I can give you lots of business advice, but without focusing on correcting your mindset, your road to the top may be filled overwhelmingly with many obstacles. Your mindset allows you to see and celebrate life's victories (or curses) no matter how small they appear. I'm here to tell you that yes -- you can change your circumstances. I have done it and so can you. People on the success curve focus on the now and look to the future. If you're in a dead-end job, what can you do to change it? If you're not getting along with your boss, what can you do to improve the relationship? You have the power.
Life happens. I'm not asking you to forget about the past and only focus on what you can accomplish in the future, I'm asking you to use past experiences as a tool for making better decisions in the present. Review your past, but do that only to make a better plan -- don't dwell! Remember when I told you about how 95 percent of people live on the failure curve -- that means only 5 percent are moving up and moving forward. Why not make today the day you choose to be part of the 5 percent? What's stopping you?
What does success look like to you? I think to be genuinely successful means you need more than financial success but also success in health, happiness, relationships, personal development, your career, spirituality, a sense of fulfillment, your legacy and the impact you have on the world ... it means all these things and more! Others agree. In a study published in the Harvard Business Review, almost 4,000 interviews and more than 80 surveys revealed that senior executives consider factors such as "making a difference and working with a good team in a good environment" necessary in defining success and "rewarding relationships were by far the most common element of personal success." The truth is that if you're not adding assets to your personal and professional life every day, you're heading down the curve.
Try this: When you're faced with resistance, negativity and unproductive criticism instead of blaming others for your hardship take responsibility and react in a way that will make you stronger and will get you a step closer to reaching your goals. Take the high road and focus on what you can do to get where you want to go. Start somewhere. Anywhere. Life waits for no one. Make one positive change in your life today and another one tomorrow, and the day after that, and the day after that.

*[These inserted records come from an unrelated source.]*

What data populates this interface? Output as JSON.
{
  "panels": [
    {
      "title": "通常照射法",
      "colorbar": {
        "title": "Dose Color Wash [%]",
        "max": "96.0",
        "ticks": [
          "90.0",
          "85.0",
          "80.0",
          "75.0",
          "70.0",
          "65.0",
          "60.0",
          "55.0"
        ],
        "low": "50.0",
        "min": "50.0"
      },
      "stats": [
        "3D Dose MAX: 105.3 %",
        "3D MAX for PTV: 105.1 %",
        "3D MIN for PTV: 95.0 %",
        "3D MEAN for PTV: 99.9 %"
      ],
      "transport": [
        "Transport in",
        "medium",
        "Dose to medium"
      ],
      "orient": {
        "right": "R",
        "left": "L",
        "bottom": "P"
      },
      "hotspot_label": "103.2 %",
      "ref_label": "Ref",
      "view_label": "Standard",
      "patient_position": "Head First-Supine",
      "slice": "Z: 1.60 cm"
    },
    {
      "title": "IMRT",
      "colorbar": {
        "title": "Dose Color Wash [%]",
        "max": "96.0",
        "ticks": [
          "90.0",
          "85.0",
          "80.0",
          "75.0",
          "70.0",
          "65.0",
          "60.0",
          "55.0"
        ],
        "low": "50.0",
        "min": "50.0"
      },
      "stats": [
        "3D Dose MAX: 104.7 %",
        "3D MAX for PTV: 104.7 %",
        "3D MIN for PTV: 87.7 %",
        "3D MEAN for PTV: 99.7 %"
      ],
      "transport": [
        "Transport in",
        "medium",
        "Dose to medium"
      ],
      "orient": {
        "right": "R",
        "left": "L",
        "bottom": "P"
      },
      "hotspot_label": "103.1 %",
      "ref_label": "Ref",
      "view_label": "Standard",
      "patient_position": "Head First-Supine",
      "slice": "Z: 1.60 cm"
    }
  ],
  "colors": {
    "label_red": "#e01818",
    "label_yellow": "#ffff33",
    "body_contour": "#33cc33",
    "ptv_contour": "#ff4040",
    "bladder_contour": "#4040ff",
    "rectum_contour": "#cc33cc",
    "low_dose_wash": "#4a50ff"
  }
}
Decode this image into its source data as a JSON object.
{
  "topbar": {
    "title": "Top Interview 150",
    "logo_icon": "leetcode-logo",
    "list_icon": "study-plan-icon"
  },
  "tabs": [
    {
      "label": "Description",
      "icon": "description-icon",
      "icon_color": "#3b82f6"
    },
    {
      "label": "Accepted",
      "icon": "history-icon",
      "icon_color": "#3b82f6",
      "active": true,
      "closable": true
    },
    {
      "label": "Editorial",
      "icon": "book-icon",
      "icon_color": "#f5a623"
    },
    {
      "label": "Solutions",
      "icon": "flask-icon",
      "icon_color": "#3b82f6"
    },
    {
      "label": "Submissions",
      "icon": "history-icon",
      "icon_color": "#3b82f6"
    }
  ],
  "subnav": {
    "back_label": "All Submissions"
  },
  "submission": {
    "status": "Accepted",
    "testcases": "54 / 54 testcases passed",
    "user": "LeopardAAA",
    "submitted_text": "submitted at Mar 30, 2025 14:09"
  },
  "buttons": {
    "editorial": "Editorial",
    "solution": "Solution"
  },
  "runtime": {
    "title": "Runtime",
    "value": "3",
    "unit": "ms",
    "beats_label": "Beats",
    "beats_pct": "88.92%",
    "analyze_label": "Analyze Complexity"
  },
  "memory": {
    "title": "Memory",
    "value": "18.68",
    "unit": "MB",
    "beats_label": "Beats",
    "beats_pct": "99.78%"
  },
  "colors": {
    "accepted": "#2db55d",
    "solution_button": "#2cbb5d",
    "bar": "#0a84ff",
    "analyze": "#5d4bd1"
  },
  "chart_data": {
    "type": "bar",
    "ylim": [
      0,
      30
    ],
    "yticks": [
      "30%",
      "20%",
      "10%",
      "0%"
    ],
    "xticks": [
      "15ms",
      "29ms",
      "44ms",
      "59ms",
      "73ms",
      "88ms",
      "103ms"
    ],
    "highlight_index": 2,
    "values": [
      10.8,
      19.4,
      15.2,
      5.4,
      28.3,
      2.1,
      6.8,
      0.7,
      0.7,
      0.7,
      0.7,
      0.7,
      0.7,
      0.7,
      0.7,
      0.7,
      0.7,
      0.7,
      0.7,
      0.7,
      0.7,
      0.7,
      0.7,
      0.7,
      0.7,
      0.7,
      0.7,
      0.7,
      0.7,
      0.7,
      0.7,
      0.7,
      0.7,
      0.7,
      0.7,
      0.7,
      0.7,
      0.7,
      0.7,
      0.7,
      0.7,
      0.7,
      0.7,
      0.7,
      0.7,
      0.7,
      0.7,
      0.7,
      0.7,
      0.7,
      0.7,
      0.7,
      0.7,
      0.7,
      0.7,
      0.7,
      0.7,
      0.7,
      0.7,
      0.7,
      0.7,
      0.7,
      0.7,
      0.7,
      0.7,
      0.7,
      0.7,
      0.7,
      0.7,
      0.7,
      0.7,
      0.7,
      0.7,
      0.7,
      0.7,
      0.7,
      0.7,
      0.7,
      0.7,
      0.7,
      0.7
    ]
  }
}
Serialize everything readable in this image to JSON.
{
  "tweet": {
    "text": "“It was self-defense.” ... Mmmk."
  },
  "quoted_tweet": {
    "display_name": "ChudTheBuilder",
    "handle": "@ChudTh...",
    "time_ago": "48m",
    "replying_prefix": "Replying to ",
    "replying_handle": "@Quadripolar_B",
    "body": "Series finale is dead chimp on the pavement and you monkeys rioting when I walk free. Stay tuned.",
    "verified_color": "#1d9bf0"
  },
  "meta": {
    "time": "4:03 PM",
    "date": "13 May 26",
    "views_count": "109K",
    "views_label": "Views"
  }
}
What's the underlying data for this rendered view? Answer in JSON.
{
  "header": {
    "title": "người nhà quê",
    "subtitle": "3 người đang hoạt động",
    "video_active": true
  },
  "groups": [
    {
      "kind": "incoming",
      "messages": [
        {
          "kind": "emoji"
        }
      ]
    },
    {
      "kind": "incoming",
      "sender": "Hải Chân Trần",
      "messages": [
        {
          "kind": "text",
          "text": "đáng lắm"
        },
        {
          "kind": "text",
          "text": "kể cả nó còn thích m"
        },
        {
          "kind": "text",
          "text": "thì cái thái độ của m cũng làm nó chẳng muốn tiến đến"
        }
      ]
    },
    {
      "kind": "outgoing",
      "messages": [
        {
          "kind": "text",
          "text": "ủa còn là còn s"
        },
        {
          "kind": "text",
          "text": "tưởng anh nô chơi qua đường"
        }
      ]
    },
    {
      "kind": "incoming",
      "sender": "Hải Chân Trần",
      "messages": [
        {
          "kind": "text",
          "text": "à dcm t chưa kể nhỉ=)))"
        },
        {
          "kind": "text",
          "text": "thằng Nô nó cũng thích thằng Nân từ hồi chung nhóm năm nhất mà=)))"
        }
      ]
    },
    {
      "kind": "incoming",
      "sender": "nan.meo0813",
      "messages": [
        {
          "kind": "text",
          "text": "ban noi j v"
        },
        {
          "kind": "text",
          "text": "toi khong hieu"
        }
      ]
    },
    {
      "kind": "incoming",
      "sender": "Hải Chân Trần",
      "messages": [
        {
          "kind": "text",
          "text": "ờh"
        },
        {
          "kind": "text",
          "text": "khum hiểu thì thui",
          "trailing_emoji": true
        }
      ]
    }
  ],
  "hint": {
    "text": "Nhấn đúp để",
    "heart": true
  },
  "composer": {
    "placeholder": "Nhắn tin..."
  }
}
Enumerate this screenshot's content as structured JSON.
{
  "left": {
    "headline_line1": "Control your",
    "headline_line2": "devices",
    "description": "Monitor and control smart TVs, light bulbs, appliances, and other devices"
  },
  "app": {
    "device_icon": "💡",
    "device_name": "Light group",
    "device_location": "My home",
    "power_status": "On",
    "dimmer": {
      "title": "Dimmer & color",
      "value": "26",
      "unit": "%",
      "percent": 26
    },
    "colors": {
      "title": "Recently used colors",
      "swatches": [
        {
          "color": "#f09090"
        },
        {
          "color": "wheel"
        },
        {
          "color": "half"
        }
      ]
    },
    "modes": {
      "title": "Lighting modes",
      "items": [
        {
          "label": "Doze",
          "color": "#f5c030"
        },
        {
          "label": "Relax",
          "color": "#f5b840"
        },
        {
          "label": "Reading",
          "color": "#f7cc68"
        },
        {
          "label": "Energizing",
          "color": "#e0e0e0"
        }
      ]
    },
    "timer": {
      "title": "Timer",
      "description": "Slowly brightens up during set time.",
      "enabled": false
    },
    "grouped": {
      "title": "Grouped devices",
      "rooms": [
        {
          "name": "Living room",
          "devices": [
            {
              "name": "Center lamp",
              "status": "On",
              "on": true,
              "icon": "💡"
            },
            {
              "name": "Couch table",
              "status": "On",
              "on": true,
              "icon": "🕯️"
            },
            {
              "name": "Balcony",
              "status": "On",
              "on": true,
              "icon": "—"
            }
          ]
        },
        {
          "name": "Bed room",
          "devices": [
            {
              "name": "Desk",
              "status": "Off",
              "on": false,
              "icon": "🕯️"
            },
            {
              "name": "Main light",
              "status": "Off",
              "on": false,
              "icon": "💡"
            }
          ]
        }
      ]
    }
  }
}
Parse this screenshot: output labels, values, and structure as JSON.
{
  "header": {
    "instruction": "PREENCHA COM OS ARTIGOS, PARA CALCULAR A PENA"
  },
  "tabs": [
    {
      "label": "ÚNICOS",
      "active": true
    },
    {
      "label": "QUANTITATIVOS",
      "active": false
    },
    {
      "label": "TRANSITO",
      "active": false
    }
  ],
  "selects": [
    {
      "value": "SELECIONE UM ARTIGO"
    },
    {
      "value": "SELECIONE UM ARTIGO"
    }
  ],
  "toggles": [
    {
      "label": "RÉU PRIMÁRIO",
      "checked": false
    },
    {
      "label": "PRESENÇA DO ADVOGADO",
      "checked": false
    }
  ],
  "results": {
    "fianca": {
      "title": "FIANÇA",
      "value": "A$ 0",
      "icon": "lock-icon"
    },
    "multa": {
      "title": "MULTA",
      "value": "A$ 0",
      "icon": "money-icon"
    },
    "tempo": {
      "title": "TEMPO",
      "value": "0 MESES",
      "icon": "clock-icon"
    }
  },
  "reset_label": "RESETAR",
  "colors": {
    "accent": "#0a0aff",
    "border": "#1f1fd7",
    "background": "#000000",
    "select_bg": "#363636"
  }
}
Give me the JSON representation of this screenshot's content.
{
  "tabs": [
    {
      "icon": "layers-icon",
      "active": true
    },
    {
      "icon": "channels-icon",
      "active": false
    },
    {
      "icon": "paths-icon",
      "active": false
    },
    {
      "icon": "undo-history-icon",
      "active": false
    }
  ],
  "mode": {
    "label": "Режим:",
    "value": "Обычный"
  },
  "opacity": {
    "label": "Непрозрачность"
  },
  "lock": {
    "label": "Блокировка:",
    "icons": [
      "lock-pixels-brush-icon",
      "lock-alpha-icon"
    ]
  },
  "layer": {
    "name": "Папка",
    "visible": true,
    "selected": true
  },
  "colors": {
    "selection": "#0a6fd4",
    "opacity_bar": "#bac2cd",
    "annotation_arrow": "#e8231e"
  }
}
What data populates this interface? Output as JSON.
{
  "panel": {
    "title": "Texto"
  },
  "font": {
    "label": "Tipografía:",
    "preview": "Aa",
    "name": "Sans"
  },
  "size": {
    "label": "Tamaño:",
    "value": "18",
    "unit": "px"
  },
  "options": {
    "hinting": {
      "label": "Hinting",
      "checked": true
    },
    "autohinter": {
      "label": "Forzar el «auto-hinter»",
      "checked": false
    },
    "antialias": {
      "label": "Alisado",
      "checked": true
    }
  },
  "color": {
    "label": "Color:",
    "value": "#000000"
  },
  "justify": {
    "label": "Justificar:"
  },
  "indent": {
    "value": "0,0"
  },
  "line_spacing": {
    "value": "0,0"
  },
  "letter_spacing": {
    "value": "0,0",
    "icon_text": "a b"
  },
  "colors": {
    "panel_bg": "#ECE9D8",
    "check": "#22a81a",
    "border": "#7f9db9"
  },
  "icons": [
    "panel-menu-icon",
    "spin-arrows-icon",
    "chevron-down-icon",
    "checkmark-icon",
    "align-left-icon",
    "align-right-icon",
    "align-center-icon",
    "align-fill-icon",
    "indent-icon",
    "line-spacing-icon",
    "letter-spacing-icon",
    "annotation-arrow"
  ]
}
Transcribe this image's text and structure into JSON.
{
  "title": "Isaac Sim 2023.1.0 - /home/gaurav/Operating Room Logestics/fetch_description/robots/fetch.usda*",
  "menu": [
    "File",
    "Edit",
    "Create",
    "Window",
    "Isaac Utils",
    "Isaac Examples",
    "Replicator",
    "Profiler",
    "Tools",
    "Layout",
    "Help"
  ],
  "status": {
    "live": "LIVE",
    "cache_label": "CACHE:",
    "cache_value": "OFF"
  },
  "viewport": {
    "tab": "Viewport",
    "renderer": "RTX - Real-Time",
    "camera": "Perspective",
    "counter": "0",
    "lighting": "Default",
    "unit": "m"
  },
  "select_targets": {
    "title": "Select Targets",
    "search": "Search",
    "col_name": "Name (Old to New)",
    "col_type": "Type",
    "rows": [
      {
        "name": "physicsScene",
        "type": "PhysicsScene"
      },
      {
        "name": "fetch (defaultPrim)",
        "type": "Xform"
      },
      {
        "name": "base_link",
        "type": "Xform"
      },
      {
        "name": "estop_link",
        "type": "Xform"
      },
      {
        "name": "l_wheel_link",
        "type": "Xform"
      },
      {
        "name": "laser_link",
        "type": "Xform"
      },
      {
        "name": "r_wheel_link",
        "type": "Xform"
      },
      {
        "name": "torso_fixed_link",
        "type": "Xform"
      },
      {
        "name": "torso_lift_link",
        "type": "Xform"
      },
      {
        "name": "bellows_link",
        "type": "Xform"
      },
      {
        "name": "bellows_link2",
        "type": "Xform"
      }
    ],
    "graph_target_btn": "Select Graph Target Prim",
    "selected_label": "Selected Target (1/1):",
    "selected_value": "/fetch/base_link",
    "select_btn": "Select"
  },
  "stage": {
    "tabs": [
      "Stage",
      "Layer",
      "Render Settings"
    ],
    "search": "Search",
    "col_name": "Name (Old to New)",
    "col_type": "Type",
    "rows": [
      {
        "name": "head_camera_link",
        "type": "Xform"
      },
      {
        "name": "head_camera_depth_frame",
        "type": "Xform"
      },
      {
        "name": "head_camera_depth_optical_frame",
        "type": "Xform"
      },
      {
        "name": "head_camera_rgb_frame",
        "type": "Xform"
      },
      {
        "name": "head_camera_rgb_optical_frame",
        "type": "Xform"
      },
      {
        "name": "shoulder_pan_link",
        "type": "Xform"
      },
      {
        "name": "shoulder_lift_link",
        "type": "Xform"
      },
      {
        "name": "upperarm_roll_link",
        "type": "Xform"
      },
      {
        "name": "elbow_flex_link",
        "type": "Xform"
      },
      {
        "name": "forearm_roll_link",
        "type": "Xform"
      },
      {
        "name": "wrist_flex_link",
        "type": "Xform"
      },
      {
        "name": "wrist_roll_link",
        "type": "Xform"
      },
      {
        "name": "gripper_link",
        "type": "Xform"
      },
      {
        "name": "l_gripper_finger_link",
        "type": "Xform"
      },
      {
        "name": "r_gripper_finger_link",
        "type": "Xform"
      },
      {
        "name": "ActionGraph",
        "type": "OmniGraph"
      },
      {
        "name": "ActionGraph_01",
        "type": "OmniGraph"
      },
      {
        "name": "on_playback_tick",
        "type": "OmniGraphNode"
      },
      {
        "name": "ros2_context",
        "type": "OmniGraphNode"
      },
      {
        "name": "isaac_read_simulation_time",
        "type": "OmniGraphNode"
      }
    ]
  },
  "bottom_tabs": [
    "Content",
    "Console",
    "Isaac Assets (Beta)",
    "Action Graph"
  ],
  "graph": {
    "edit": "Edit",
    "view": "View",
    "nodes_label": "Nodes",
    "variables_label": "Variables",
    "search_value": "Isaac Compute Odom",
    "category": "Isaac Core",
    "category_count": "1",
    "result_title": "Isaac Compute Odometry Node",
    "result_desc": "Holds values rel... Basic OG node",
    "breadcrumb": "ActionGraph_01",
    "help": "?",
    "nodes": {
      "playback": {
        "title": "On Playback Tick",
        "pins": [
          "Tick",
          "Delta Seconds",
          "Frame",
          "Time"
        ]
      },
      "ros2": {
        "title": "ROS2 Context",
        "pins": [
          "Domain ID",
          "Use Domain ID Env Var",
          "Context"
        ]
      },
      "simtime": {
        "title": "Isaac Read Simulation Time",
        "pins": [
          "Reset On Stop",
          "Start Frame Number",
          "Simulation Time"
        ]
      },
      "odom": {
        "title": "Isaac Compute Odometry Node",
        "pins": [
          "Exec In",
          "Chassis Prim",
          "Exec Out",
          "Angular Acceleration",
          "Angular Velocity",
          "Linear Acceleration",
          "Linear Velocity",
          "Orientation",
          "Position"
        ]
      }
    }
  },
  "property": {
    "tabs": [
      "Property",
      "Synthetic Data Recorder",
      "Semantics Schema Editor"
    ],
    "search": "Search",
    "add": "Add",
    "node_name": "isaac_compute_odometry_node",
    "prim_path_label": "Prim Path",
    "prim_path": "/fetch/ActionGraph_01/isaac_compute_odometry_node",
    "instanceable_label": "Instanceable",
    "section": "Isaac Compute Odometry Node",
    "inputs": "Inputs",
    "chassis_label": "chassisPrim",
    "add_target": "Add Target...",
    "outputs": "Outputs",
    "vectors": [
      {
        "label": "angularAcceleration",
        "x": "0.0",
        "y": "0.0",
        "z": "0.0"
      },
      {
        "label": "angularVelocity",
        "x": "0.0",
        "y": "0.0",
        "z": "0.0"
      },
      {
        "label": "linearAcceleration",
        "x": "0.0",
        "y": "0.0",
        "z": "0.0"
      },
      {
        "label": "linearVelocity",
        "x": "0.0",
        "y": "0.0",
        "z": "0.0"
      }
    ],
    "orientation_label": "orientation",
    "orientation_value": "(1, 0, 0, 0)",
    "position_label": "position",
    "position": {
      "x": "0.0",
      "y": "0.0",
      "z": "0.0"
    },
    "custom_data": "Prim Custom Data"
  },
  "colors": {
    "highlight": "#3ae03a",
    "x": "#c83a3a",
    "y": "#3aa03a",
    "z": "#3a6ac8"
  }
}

I suggest you make these words by Thomas J. Watson your life's rule -- I know I have: "[M]ake mistakes, make all you can. Because, remember that's where you'll find success. On the far side of failure."
You've got this.
Entrepreneur Leadership Network Writer
Jeff Olson is the founder and CEO of Neora and is a leader in the direct sales industry. He's also the author of The Slight Edge, which shares the philosophy he used to achieve success as an entrepreneur and CEO. He aims to help others reach financial freedom and personal excellence.